Last year, Jon Garland allowed just 21 hits in the month of April on his way to an 8-0 start. At the time, I was relatively optimistic about him turning the corner as a pitcher even though it was clear that he couldn't keep holding batters to a .200 average on balls in play.
Two starts into the '06 season, Garland has allowed 23 hits in just 10.1 innings, allowing a .438 average on balls in play. Just like last year, it's clear that average will not continue. Garland has averaged around a .275 BABIP on his career, and he'll end up very close to that mark once again this year.
What's wrong with Garland?
The easy answer is he's not hitting his spots.
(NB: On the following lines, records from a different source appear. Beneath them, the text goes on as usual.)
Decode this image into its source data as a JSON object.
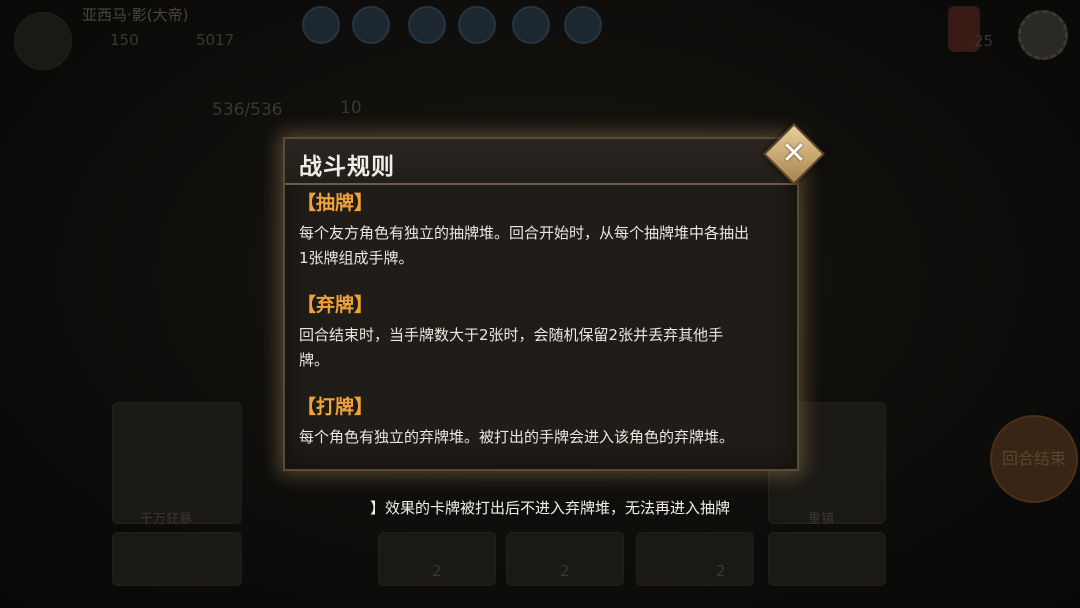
{
  "background": {
    "player_name": "亚西马·影(大帝)",
    "gold": "150",
    "gems": "5017",
    "hp": "536/536",
    "shield": "10",
    "settings_ghost": "设置",
    "end_turn_label": "回合结束",
    "card_name_left": "千万狂暴",
    "card_name_right": "重镇",
    "energy": "25",
    "counts": [
      "2",
      "2",
      "2"
    ]
  },
  "dialog": {
    "title": "战斗规则",
    "close_icon": "✕",
    "sections": [
      {
        "heading": "【抽牌】",
        "lines": [
          "每个友方角色有独立的抽牌堆。回合开始时，从每个抽牌堆中各抽出",
          "1张牌组成手牌。"
        ]
      },
      {
        "heading": "【弃牌】",
        "lines": [
          "回合结束时，当手牌数大于2张时，会随机保留2张并丢弃其他手",
          "牌。"
        ]
      },
      {
        "heading": "【打牌】",
        "lines": [
          "每个角色有独立的弃牌堆。被打出的手牌会进入该角色的弃牌堆。"
        ]
      }
    ]
  },
  "tip": {
    "text": "】效果的卡牌被打出后不进入弃牌堆，无法再进入抽牌"
  },
  "colors": {
    "heading": "#f0a23a",
    "body_text": "#ebe6de",
    "title": "#f2ede4",
    "dialog_bg": "#201c17",
    "close_button": "#d2b27a"
  }
}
When Garland is having the most success, he's grabbing strikes early in the at-bat. The longer the at-bat, the more the advantage favors the hitters, even moreso for Jon than other pitchers.
Garland's control is just a bit off. It's not that he's been walking batters. (He doesn't give in like the old Garland.) He's just missing the glove. That first pitch strike on the outside corner last year is now ball one. Those broken bats on pitches off the plate inside are now being hammered for doubles as Garland catches too much of the plate.
The arm is there. He's still throwing with his usual velocity, though his changeup wasn't changing as much as he would have liked today. It's just a matter of "making the pitches," as Hawk would say.